“We’re not going to be able to do everything all at once,” Inyang said. “We’re going to have to prioritize, and people need to feel confident in the decision to prioritize one thing over another.”
As director of marketing strategy and finance for Michelob ULTRA at Anheuser-Busch, Inyang said Wednesday, he works with budgets similar in size to that of the Montclair school district. In his position, he is tasked with balancing the needs and desires of national, regional and state-level stakeholders.
“Strategy is your overarching vision, it’s your overarching plan,” Inyang said. “It guides you in those difficult decisions, and it keeps you from being as reactive when things don’t go the way that you planned.”
The board’s job is to collect and disseminate information — board members themselves are not the experts — Inyang said Wednesday. Parents are the experts on what their kids need and teachers are the experts on what’s happening in classrooms, he said.
“We have an incredible amount of talent and resources and people who can solve extremely intricate and difficult problems here in the town,” Inyang said.
The board should invite the community into their problem-solving processes, sharing roadblocks and possible solutions in a proactive manner, he said.

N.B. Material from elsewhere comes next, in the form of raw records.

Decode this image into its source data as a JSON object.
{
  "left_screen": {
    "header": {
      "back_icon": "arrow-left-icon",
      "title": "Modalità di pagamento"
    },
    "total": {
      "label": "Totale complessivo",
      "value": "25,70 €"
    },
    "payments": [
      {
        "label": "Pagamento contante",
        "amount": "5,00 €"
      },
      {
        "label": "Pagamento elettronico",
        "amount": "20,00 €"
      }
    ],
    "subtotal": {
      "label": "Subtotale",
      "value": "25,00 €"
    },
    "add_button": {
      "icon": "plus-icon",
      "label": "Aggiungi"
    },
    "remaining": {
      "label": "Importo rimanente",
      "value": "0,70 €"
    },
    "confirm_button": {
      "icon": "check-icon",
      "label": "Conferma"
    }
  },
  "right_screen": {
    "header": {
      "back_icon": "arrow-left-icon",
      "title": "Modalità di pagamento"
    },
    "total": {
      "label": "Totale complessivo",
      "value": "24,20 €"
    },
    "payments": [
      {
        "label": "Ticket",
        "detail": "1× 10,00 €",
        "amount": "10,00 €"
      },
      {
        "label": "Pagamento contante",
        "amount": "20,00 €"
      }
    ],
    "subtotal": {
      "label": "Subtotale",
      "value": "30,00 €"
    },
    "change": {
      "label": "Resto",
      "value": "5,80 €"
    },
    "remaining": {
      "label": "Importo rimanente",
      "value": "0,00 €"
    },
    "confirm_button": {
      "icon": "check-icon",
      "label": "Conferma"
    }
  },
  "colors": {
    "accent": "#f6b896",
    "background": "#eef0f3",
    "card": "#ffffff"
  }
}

“When it comes to restorative justice, when it comes to environmental issues, when it comes to the safety of the buildings, when it comes to how the students are feeling with their mental health on a day-to-day basis, [the board] should never have the feeling that we know the answer,” Inyang said. “We’re all in this together.”
All four candidates had stressed the importance of investment in the district’s buildings, and working with community members to develop plans moving forward. Fleischer, a former business administrator for the Montclair school district, said the board must lead with empathy to help alleviate the stress and anxiety in the district. Transparent, measurable goals will enable stakeholders to feel informed and hold the board accountable, he said.
The community and the board must come together to resolve differences and to better the district, Reynicks said. Despite being new to Montclair schools — his eldest child is in kindergarten at Edgemont School — Reynicks said has already heard a lot of frustration and anger about decisions made in the district.
“There’s more tension in this community right now than feels completely healthy,” Reynicks said Wednesday.
Toler, a member of Montclair Mutual Aid involved in several community efforts, suggested additional restorative justice work, with greater community outreach to ensure the needs of all families are met.
“If you’re going to work as a board member here in Montclair, you have to be a community person,” Toler said during the interview. “You have to be a person that’s willing to roll your sleeves up, get involved, and not just attend one event.”
Petitions to run for the March election are due to the district by Tuesday, Jan. 18 (the district originally announced a date of Monday, Jan. 17, but that is Martin Luther King Jr. Day, when district offices will be closed).